# [EXERCISE REQUIREMENTS]
Only lines containing the string "here" belong in the answer; copy all of them from the entries.

Page and application data records:
::::
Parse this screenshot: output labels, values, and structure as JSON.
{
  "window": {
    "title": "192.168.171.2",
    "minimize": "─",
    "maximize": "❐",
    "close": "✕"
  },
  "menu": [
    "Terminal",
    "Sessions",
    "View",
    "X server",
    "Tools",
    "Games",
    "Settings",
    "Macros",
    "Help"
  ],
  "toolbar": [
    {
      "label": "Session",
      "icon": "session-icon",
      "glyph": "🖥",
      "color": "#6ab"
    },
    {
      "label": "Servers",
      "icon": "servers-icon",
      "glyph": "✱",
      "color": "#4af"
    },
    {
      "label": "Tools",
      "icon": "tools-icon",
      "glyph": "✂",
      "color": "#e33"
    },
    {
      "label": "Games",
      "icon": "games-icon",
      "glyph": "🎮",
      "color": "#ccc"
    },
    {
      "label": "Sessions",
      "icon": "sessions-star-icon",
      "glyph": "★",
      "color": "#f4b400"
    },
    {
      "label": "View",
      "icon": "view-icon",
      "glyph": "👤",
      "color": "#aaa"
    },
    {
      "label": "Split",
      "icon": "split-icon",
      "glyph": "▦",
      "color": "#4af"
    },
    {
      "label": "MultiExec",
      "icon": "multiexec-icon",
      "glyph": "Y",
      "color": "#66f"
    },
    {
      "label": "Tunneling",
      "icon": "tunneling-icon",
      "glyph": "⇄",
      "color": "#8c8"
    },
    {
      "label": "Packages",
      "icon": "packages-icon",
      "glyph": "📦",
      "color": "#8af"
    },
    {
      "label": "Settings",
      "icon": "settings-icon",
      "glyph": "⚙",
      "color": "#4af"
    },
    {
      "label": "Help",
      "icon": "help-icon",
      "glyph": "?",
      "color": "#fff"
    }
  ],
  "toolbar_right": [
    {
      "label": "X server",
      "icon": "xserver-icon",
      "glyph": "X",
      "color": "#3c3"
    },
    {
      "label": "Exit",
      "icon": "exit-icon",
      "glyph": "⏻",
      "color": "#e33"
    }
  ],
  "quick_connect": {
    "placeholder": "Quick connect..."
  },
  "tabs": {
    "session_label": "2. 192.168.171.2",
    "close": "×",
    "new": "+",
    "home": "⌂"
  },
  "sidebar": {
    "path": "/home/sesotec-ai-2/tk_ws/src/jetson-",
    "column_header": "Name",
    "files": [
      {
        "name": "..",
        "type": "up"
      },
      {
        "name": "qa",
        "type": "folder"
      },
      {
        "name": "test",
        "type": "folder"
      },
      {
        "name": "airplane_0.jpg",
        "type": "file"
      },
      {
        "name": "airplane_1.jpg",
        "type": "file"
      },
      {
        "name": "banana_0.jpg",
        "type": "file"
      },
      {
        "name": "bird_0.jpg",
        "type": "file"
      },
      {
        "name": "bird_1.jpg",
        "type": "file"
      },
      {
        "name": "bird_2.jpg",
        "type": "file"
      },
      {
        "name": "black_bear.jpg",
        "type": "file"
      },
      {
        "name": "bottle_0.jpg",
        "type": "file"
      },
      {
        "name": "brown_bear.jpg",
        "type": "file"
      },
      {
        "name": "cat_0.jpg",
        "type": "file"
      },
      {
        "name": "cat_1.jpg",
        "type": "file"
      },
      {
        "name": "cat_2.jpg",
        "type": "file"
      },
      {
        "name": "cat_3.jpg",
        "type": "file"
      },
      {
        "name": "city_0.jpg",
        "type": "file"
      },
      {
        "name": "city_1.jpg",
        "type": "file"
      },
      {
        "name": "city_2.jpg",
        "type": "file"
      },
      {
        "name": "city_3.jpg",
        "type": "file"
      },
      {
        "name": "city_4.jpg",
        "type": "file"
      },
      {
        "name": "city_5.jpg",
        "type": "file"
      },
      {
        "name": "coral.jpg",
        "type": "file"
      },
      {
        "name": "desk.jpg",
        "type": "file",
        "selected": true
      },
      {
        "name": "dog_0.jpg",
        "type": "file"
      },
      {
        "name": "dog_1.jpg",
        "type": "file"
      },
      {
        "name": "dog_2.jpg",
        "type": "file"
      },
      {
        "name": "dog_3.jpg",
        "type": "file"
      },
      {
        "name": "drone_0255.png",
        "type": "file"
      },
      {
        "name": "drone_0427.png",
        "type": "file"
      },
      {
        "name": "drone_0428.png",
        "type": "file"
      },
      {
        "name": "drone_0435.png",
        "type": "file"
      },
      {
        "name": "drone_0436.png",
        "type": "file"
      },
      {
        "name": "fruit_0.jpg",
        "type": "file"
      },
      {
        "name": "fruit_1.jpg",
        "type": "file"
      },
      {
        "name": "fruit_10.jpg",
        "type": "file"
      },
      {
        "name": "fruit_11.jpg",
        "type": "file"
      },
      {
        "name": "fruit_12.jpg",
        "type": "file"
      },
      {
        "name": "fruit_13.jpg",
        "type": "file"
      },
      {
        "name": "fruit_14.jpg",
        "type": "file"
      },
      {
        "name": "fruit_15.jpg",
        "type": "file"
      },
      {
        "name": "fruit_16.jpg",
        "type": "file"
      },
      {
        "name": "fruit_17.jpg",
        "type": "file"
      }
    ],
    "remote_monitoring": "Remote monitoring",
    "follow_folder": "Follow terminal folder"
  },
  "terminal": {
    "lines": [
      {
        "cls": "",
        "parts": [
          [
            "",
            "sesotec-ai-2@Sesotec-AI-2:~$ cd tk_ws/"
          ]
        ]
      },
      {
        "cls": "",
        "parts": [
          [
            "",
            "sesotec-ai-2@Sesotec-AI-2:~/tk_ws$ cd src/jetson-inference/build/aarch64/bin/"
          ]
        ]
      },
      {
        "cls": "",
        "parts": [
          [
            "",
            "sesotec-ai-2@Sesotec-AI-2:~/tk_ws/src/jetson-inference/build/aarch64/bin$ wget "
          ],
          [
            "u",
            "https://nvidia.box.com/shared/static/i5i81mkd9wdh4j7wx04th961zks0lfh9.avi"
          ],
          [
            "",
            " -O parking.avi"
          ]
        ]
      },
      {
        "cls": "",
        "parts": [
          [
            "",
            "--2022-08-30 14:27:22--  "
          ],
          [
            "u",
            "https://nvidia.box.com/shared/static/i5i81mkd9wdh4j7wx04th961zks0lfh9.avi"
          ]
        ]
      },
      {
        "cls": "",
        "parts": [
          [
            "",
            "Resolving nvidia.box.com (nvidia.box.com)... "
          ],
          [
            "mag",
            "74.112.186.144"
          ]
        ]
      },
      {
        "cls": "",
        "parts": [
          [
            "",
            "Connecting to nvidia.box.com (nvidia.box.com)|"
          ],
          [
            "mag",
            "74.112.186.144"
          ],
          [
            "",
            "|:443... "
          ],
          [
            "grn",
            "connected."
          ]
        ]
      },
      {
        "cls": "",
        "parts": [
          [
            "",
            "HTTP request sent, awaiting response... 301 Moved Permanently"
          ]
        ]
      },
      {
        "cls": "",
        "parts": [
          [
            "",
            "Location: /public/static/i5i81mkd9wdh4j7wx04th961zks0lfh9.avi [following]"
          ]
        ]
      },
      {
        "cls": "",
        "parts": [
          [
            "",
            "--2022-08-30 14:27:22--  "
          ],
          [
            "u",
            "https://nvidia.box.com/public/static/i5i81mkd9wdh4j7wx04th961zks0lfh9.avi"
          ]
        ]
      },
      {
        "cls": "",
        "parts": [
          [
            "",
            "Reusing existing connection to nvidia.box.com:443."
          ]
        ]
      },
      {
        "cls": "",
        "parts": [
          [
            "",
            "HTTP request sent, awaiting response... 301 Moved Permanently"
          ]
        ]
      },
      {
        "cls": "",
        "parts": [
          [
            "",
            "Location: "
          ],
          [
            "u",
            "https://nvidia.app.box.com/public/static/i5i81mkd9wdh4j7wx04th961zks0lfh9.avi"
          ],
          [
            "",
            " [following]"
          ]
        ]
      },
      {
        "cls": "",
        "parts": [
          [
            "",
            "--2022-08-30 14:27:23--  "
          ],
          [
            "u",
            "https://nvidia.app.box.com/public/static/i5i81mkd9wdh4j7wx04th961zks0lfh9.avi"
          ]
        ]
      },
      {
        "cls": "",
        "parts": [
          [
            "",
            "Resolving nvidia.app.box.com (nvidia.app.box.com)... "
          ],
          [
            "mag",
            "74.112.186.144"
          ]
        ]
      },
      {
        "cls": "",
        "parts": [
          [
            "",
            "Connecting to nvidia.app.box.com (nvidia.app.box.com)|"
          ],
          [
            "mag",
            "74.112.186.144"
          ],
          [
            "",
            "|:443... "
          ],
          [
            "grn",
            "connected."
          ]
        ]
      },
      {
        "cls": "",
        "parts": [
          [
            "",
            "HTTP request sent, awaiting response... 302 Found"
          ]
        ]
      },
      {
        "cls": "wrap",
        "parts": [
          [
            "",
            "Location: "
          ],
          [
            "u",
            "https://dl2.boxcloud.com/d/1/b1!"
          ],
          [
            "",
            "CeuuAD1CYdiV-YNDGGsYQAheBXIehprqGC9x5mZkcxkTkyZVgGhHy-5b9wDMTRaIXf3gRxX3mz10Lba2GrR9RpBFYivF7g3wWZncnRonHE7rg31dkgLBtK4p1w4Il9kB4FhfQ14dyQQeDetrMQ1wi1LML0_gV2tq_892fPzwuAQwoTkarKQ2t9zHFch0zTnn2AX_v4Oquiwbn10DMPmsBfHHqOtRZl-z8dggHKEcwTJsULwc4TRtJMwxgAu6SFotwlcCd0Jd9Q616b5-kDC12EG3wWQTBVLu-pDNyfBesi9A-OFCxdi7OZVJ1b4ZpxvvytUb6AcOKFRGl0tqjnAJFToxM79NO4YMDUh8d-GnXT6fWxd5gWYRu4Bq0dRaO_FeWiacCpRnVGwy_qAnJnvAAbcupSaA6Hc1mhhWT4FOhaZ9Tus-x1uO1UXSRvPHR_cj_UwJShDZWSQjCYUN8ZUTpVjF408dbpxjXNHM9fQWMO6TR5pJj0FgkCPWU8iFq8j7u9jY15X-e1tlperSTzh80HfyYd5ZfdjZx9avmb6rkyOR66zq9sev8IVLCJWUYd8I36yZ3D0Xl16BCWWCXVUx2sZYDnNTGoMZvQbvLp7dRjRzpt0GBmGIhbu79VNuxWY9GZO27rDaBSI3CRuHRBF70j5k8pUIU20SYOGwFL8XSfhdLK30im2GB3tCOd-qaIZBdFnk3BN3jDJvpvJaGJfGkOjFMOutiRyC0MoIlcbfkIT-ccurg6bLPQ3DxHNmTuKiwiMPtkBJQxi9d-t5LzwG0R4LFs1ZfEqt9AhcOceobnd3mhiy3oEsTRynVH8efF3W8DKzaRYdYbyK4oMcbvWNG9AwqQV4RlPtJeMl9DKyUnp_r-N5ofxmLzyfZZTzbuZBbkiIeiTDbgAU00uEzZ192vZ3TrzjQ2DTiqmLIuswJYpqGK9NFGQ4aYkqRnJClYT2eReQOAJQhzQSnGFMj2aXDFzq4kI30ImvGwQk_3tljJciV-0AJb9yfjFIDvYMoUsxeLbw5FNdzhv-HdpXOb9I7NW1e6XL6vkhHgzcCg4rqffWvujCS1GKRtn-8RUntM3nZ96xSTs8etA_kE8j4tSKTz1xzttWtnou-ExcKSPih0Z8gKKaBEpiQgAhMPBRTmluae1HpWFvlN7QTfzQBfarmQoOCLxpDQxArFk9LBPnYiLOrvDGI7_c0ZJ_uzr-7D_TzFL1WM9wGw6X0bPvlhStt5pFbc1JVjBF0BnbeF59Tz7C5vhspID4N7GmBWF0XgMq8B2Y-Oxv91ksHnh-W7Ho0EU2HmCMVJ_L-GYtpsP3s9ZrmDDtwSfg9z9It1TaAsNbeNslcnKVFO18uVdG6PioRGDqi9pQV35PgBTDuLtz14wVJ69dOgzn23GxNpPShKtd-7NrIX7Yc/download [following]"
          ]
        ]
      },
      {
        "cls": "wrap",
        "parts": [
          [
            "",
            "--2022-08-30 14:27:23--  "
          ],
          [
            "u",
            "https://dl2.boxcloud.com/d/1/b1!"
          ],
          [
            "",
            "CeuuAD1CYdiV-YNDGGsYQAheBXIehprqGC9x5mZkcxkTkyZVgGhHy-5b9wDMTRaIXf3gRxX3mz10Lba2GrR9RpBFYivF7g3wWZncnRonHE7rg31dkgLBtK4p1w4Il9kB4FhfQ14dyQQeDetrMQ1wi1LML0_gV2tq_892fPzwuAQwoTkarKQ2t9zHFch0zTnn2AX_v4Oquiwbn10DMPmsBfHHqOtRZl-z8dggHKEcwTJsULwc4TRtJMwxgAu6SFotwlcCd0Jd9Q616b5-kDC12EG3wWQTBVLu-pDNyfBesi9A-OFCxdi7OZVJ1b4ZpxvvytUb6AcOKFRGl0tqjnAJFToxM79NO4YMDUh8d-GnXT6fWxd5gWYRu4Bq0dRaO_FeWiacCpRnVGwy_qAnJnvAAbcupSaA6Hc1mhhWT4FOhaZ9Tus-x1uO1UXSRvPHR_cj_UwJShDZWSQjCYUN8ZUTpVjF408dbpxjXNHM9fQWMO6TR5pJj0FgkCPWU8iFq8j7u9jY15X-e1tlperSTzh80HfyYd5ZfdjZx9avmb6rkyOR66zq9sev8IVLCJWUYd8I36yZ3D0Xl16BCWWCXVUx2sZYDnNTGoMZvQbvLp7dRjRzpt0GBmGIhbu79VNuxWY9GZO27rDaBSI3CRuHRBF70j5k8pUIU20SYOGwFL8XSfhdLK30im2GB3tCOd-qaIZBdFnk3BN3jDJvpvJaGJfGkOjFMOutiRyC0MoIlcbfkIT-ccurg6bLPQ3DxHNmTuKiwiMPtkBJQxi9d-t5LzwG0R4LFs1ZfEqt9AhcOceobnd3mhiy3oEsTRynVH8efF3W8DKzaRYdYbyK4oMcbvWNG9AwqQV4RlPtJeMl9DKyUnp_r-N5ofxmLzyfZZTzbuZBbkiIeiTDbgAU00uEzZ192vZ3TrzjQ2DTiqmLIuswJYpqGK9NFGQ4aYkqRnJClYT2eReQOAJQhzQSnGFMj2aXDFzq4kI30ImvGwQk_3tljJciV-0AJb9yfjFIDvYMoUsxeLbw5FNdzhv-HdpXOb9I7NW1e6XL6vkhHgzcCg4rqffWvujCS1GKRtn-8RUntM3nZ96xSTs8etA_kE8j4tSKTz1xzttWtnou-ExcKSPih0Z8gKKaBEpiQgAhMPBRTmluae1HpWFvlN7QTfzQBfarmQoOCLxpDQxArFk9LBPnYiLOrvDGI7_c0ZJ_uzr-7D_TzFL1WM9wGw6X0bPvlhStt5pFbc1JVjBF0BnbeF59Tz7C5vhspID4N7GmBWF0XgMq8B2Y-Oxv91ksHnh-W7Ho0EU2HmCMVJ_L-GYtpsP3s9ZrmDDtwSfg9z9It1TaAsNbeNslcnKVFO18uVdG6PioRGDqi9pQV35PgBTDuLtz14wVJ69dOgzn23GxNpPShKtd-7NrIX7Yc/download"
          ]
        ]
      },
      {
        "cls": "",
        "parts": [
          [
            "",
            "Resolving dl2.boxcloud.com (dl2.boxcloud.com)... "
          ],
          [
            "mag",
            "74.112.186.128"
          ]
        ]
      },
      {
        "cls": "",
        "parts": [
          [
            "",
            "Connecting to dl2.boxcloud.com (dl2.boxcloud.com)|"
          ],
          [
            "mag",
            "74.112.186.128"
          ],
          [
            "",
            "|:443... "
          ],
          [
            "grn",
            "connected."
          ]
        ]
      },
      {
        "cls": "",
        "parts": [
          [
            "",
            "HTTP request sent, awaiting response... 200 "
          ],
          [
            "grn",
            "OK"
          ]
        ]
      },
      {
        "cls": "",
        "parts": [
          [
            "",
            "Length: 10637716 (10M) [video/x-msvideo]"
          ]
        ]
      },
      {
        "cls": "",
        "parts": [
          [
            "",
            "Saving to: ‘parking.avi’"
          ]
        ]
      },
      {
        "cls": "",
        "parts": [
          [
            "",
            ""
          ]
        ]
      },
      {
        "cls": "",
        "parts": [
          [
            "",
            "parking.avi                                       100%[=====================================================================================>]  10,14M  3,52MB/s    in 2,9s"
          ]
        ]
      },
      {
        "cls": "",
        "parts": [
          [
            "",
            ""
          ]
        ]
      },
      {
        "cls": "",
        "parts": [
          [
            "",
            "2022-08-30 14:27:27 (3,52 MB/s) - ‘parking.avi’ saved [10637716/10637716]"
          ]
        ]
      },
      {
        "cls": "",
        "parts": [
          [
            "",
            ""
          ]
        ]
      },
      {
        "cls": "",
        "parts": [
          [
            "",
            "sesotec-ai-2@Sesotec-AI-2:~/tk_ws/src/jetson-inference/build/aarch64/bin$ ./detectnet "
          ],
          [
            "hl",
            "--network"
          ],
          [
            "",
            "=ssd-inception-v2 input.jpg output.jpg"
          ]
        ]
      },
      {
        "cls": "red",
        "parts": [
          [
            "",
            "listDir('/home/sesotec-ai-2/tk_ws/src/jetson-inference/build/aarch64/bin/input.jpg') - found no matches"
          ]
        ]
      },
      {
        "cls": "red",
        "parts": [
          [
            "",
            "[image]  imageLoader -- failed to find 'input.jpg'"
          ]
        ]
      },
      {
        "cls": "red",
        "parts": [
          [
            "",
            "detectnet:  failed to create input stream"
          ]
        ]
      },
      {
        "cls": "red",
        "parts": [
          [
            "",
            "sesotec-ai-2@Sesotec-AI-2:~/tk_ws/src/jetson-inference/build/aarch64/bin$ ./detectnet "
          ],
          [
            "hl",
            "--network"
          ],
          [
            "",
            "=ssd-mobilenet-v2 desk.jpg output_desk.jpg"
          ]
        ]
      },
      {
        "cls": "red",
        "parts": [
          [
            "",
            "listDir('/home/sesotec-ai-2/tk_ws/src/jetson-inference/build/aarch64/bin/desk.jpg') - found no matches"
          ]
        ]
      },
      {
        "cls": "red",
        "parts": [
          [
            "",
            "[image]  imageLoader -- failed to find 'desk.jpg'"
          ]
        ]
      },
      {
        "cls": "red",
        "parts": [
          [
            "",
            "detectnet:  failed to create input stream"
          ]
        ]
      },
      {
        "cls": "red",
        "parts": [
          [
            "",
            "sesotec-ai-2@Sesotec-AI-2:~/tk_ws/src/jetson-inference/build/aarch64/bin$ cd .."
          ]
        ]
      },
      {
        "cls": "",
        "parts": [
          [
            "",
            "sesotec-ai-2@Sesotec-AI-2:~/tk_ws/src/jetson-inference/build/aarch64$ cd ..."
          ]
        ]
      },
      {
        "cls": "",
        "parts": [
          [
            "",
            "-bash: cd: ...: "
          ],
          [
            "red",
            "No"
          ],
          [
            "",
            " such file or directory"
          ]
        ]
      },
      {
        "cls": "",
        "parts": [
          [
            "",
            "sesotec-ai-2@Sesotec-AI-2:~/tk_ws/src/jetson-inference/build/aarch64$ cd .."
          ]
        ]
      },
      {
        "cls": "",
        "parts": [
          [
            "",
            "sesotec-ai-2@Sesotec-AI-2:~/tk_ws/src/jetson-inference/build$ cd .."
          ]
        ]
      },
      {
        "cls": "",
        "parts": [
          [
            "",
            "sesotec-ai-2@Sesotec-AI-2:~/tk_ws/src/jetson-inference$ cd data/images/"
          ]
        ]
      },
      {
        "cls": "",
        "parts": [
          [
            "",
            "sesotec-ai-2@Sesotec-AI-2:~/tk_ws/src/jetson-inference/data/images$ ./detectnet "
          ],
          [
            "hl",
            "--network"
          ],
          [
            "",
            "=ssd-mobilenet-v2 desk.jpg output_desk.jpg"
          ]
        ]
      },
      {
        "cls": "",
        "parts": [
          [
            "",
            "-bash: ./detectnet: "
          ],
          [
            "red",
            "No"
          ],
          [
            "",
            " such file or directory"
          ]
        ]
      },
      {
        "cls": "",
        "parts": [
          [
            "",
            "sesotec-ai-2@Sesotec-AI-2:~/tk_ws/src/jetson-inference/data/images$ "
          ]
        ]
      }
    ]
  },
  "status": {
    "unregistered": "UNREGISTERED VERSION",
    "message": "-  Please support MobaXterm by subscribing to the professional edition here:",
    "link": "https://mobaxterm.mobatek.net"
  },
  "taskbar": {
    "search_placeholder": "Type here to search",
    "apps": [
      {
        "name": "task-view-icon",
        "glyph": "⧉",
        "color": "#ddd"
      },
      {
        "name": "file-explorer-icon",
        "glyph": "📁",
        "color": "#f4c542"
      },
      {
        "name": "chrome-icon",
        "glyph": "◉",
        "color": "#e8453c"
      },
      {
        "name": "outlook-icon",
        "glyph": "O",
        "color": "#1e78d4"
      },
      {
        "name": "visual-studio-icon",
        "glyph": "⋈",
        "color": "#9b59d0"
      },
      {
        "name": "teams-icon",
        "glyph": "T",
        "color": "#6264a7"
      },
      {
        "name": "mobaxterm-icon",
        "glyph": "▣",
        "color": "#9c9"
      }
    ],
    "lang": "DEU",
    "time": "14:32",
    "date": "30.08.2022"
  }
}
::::
# [REPLY]
    "message": "-  Please support MobaXterm by subscribing to the professional edition here:",
    "search_placeholder": "Type here to search",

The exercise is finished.